Kinetic Changes in the Forefoot With Metatarsal Pad and Domes
There are many common forefoot conditions to prescribe a metatarsal pad or dome such as:
- Morton’s neuroma
- Plantar plate tear / rupture
- Synovitis of the MPJ’s
- Capsulitis of the MPJ’s
- Stress fractures
- Freiberg disease
- Midfoot arthritis
Please read for a technical look at the reasons to prescribe a metatarsal dome and how they minimize forefoot pressures.
The effectiveness of a metatarsal dome to reduce plantar pressures depends on:
- Placement of the metatarsal dome relative to the metatarsal head
- Material density of the metatarsal dome
- Length of the metatarsal dome
For a metatarsal dome to alter plantar pressures under the forefoot it should alter:
- Force under the met head
- Surface area of contact
Position or placement of metatarsal dome relative to metatarsal head: 1 and 2 are domes, 3 and 4 are met pad or met cover. The X is the location of met heads. 1 and 3 are placed proximal to the metatarsal head and 2 and 4 are distal to the metatarsal head. The metatarsal dome or even a metatarsal pad has two surfaces. The peak and the descent. The proximal location has the tip of the dome below the line of the metatarsal head. The distal location has the tip of the dome over the distal edge of the metatarsal head so that the apex of the dome sits at the neck of the metatarsal head.
Metatarsal dome placed distally (fig 2) – Reduced peak plantar pressures under the forefoot (metatarsal heads up to midshaft) under the forefoot. But no change in the surface area of contact.
Metatarsal dome placed proximally, met bar and met cover – Increased surface area of contact more than distally placed dome. Reduced peak plantar pressures (PP) to a lesser extent than distally placed metatarsal dome. Both dome and pads irrespective of the location and shape significantly reduced maximum force under the forefoot.
Precisely, when the forefoot was divided into 3 regions, proximal to metatarsal head, under the metatarsal head and distal to metatarsal head the outcome measures were as follows:

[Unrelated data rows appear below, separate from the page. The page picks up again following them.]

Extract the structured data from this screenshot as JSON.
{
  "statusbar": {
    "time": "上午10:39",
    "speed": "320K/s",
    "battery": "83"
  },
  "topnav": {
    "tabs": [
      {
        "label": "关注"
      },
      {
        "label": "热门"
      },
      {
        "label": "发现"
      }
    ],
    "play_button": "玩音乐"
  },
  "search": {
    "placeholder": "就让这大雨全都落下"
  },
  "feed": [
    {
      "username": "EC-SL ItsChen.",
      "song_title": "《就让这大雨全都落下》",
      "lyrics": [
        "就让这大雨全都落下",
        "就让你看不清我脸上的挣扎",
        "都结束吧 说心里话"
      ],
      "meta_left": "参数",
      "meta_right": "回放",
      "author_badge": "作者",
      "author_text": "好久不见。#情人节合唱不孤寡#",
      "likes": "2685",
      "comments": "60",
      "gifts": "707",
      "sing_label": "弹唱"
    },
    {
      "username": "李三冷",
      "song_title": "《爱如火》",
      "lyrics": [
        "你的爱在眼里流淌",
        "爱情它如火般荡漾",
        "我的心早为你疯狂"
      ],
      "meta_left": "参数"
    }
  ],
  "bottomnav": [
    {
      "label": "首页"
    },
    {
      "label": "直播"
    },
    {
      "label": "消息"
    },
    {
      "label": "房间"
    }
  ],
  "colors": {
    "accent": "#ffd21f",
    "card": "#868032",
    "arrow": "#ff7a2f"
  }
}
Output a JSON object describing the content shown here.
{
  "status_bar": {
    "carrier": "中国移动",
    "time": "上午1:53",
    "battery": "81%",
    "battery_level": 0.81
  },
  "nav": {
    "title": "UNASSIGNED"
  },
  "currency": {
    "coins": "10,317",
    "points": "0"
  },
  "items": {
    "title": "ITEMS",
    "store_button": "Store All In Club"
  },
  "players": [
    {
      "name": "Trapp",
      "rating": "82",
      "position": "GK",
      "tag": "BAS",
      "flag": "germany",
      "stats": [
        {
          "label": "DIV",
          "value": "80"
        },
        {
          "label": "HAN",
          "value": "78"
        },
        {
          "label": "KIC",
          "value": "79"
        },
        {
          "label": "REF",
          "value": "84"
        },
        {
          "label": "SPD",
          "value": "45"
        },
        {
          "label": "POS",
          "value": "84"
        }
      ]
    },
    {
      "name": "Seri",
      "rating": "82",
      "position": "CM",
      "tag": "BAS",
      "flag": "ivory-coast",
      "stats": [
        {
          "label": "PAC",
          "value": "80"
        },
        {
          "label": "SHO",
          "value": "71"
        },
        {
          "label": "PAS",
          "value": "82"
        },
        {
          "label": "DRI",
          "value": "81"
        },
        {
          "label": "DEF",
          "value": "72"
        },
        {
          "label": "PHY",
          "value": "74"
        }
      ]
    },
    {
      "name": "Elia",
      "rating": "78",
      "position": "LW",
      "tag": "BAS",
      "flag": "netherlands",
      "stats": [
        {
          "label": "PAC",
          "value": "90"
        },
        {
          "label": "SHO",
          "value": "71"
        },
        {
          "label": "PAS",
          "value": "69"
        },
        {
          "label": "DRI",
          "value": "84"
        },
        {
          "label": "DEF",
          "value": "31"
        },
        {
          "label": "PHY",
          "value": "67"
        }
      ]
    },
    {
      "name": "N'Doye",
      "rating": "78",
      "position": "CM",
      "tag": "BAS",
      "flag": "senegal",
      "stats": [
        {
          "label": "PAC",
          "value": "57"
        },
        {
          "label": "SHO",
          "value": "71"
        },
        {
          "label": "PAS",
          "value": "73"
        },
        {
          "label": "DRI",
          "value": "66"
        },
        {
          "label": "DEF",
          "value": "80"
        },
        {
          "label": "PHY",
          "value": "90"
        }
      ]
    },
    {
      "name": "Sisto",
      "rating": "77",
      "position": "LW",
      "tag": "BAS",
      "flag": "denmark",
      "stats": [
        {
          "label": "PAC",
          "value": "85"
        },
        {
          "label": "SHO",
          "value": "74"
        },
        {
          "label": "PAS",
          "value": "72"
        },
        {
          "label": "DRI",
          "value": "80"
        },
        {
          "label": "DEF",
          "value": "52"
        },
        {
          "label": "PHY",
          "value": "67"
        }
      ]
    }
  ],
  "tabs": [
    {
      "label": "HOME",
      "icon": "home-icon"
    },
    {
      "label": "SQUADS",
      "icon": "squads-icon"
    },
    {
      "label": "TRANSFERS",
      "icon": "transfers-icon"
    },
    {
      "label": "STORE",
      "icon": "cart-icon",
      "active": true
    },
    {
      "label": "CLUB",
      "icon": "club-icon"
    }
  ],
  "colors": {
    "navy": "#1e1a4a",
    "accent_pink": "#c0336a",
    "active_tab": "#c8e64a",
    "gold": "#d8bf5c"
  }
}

Proximal placed met dome – Reduced peak PP and maximum force proximal to metatarsal head and underneath the metatarsal head. Softer pad was more effective than harder in reducing PP and force.
Distally placed met dome – Reduced peak PP and maximum force distal to the metatarsal head. Harder pad was more effective in reducing PP and force.
Interestingly, the contact area under these regions was significantly greater only in the region proximal to the metatarsal head. The dome located proximal to the metatarsal head had increased contact area than distal. So, if we are treating a corn under a met head and aim to increase surface area of contact under the corn, a proximally placed dome will be effective of any density.
The metatarsal dome and pad positioned distal to the metatarsal heads reduced maximum force and Peak pressures in the forefoot (Pressure = Force/Area). In other words pressure and force are inversely proportional to area; as surface area increases plantar pressures should reduce. However, the surface area with a distally placed met dome did not increase. So how did the peak pressure lowered in a distally placed metatarsal dome? Impulse = Force x Time. Distally placed metatarsal dome spent approx 10 ms longer than other conditions, this time difference was not statistically significant, but still 10 ms is long enough to consider the time factor. So, a metatarsal dome in fig 2 reduces peak pressures under the forefoot not by increasing the surface area of contact but by lowering impulse.
Since dome placement alters pressure and force distribution relative to metatarsal heads, consideration should be given to onset of symptoms to choose the optimal location of the dome. If symptoms are during early to late stance a proximal located dome is recommended, if the symptoms are towards the end of late stance a distally placed dome could be effective. If the plan is to reduce PP as in pts with fat pad atrophy consider a met cushioning pad (1 -5) and longer the better in reducing total pressures under the FF.
Finite element analysis reported using a metatarsal dome in an orthotic increases tensile forces in the plantar fascia but metatarsal pad or plantar cover or thick forefoot padding (12 mm) lowers the tensile forces in the plantar structures. something to consider in treating heel P. fasciitis.
This article was researched (comprehensive review of up to date research articles) and written by David Survepalli, one of our very talented podiatrists at Foot focus Podiatry. Should you like to read the orignal articles please call 9258 4152 or email us.